→ **Task description**: Lines with "value": please show every one of them from the listing below.

** The data follows **

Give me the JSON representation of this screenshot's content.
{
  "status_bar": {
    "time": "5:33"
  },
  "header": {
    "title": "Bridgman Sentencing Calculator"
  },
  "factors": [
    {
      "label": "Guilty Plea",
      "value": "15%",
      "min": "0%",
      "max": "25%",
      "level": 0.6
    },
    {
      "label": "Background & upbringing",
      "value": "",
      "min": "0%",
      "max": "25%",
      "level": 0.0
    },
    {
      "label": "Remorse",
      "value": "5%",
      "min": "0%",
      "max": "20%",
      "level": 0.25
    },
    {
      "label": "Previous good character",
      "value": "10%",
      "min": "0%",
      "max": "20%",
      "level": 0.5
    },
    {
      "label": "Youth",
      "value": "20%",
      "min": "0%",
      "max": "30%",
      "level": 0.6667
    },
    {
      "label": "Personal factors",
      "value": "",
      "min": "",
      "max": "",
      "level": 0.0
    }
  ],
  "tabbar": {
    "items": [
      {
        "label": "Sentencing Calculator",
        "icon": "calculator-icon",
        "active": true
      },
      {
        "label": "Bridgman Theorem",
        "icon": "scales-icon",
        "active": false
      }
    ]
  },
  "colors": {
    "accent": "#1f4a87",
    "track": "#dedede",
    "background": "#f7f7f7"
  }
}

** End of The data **
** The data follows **

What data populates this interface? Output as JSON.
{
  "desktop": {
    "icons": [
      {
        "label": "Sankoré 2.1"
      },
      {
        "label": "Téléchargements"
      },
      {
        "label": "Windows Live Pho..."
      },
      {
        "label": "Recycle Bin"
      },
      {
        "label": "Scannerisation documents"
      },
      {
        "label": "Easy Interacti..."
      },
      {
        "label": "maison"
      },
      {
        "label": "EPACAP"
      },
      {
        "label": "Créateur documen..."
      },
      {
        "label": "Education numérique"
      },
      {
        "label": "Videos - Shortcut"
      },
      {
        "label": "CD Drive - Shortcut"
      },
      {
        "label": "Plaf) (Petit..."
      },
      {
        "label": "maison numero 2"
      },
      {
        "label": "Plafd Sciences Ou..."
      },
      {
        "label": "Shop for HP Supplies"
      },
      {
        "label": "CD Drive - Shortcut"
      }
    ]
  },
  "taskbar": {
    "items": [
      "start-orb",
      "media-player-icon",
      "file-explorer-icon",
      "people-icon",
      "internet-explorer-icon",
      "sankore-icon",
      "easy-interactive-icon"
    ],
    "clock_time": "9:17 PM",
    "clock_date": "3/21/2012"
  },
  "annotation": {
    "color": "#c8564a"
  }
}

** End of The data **

→ **Result below**:
      "value": "15%",
      "value": "",
      "value": "5%",
      "value": "10%",
      "value": "20%",
      "value": "",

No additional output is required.